:: Given records ::
[Start of section]
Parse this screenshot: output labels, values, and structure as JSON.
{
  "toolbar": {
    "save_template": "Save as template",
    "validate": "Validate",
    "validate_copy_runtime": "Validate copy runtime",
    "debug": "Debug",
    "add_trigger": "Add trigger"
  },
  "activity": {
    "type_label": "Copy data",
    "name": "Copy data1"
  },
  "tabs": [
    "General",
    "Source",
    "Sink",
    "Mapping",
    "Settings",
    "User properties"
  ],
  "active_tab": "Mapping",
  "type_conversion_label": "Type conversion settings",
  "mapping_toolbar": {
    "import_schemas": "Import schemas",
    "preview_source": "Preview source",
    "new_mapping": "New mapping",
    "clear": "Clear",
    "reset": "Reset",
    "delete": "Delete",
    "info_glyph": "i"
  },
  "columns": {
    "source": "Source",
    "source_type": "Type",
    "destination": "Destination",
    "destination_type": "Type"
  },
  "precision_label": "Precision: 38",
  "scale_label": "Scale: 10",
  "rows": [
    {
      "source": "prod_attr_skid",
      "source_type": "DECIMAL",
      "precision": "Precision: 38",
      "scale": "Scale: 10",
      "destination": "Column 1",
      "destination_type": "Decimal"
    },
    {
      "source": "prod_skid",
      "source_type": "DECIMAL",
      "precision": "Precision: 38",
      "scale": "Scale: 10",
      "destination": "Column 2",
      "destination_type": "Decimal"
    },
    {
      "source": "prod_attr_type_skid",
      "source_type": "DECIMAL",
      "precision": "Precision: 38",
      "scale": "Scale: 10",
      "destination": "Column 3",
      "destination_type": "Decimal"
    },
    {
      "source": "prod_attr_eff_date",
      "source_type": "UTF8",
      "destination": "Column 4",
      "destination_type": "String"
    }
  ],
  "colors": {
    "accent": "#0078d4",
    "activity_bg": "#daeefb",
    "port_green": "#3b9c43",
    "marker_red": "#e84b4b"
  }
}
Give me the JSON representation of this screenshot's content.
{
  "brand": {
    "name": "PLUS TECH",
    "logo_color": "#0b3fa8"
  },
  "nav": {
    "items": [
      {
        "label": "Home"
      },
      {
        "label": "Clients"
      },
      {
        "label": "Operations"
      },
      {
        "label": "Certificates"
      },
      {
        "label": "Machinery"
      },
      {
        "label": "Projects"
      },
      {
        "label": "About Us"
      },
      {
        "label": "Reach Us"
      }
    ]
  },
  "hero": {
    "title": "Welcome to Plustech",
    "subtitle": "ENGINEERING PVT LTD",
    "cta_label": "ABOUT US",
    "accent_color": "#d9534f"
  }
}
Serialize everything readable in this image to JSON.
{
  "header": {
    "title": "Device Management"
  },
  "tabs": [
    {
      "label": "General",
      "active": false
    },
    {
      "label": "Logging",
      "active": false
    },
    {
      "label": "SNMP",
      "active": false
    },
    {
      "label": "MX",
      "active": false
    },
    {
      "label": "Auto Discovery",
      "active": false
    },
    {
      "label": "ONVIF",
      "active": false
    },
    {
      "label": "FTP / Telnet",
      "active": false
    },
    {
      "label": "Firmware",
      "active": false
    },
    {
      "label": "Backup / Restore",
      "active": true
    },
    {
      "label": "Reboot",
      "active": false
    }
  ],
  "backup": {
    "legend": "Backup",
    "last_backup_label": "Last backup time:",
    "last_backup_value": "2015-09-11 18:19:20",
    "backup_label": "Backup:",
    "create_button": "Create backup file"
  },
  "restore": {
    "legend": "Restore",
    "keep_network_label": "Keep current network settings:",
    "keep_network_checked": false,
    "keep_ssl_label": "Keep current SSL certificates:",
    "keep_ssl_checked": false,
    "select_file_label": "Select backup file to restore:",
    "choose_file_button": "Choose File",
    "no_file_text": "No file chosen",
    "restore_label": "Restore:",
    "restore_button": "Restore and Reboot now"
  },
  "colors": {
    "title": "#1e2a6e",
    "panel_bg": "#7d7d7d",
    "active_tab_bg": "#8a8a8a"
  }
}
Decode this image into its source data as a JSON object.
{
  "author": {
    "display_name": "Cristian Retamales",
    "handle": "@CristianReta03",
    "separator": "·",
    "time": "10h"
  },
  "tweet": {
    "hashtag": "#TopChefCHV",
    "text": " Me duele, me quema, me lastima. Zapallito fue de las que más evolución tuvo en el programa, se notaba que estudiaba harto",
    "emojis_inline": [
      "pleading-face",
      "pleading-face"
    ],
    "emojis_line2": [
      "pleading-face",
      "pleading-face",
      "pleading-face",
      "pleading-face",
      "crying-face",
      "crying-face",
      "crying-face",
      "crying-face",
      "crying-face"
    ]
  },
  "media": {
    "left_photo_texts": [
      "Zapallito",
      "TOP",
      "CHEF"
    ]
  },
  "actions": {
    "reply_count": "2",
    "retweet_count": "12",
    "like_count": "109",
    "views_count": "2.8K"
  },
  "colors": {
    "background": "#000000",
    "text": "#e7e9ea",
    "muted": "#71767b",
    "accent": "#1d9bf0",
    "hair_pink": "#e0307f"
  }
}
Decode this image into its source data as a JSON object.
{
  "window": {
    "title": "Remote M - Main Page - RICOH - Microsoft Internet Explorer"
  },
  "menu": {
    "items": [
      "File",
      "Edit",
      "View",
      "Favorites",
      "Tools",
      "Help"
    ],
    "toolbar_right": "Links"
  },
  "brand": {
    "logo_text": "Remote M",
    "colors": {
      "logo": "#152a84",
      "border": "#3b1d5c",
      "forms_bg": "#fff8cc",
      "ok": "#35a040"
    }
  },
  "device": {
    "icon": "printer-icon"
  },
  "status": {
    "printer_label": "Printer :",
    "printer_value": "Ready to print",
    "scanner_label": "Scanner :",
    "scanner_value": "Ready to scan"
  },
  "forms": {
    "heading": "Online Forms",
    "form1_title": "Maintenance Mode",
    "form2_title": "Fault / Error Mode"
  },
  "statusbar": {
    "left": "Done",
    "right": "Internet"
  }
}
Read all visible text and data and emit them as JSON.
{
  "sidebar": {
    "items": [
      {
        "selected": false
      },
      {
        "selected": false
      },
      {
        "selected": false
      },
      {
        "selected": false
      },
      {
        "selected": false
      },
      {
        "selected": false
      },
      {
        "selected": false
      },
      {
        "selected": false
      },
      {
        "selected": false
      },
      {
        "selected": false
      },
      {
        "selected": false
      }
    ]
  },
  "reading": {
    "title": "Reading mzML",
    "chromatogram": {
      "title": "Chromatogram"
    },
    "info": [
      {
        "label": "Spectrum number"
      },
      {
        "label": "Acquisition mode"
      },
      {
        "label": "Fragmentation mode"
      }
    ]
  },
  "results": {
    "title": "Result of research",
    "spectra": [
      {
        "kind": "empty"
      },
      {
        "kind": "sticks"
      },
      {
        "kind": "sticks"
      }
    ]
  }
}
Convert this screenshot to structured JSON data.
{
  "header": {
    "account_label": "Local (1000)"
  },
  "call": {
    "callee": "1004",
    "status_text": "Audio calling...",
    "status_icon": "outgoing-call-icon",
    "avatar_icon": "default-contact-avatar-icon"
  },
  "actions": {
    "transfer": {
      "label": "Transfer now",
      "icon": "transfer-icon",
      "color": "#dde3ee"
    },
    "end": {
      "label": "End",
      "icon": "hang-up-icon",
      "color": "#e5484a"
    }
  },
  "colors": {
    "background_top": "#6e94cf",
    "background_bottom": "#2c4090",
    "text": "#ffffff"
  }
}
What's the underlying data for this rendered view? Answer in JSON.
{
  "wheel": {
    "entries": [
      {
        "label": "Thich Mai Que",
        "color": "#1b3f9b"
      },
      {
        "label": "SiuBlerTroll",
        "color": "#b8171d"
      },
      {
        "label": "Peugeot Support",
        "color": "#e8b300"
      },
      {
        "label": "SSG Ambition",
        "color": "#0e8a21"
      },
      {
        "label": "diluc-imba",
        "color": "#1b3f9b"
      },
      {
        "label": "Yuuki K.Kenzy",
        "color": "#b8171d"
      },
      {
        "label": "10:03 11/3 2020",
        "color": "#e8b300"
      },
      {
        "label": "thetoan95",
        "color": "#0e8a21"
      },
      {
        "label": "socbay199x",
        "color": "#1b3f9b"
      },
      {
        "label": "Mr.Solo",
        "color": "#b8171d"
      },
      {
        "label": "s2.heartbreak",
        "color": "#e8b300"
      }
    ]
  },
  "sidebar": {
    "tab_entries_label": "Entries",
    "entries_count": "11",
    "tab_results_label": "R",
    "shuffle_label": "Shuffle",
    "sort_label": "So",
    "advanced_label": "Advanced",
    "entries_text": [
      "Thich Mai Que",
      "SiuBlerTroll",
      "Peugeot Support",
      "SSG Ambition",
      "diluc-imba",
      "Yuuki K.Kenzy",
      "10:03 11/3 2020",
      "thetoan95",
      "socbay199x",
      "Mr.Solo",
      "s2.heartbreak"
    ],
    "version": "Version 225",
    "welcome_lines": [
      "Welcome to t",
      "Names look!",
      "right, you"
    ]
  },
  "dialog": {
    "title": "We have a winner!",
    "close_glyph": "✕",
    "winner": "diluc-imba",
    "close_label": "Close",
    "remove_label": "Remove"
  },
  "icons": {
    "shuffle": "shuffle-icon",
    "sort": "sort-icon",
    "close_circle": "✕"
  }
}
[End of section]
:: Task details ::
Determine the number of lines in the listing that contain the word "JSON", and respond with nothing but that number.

:: Solution for this exercise ::
8